* _Assignment_
Which lines in the records below mention the word "title"? Copy each one out.
★ ★ ★ ★ ★
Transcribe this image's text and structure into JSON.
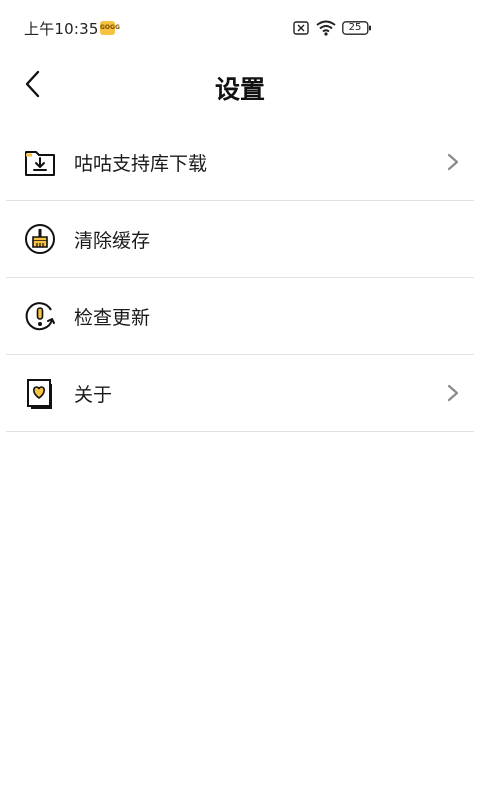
{
  "status_bar": {
    "time": "上午10:35",
    "app_badge_text": "GOGG",
    "battery_level": "25",
    "icons": [
      "sim-off-icon",
      "wifi-icon",
      "battery-icon"
    ]
  },
  "header": {
    "title": "设置",
    "back_icon": "back-arrow-icon"
  },
  "settings": {
    "items": [
      {
        "label": "咕咕支持库下载",
        "icon": "download-folder-icon",
        "has_chevron": true
      },
      {
        "label": "清除缓存",
        "icon": "broom-icon",
        "has_chevron": false
      },
      {
        "label": "检查更新",
        "icon": "update-alert-icon",
        "has_chevron": false
      },
      {
        "label": "关于",
        "icon": "heart-book-icon",
        "has_chevron": true
      }
    ]
  },
  "colors": {
    "accent_yellow": "#f5c242",
    "divider": "#e2e2e2",
    "chevron": "#8a8a8a"
  }
}
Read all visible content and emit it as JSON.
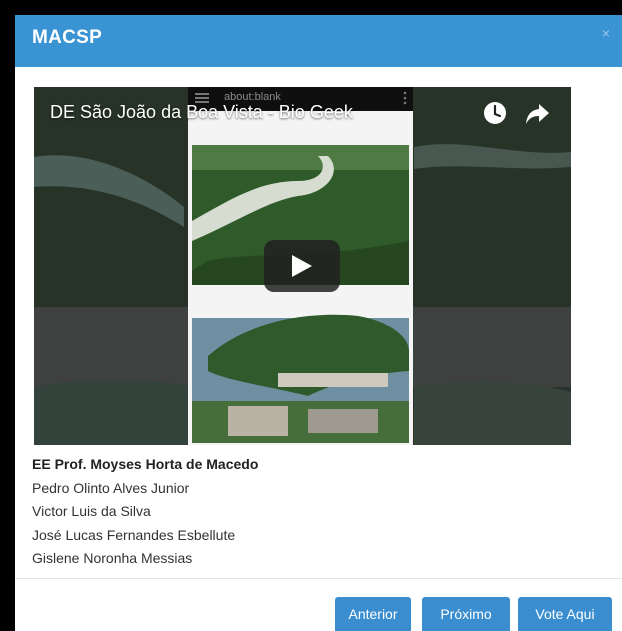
{
  "modal": {
    "title": "MACSP",
    "close_label": "×"
  },
  "video": {
    "title": "DE São João da Boa Vista - Bio Geek",
    "url_text": "about:blank"
  },
  "info": {
    "school": "EE Prof. Moyses Horta de Macedo",
    "members": [
      "Pedro Olinto Alves Junior",
      "Victor Luis da Silva",
      "José Lucas Fernandes Esbellute",
      "Gislene Noronha Messias"
    ]
  },
  "footer": {
    "prev_label": "Anterior",
    "next_label": "Próximo",
    "vote_label": "Vote Aqui"
  },
  "colors": {
    "header": "#3a93d3",
    "button": "#3a8ed0"
  }
}
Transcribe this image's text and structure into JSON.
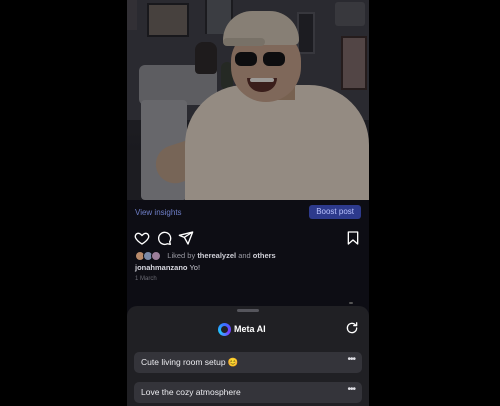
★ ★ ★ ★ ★
* _Answer area_
    "title": "设置",
    "title": "MACSP",
    "title": "DE São João da Boa Vista - Bio Geek",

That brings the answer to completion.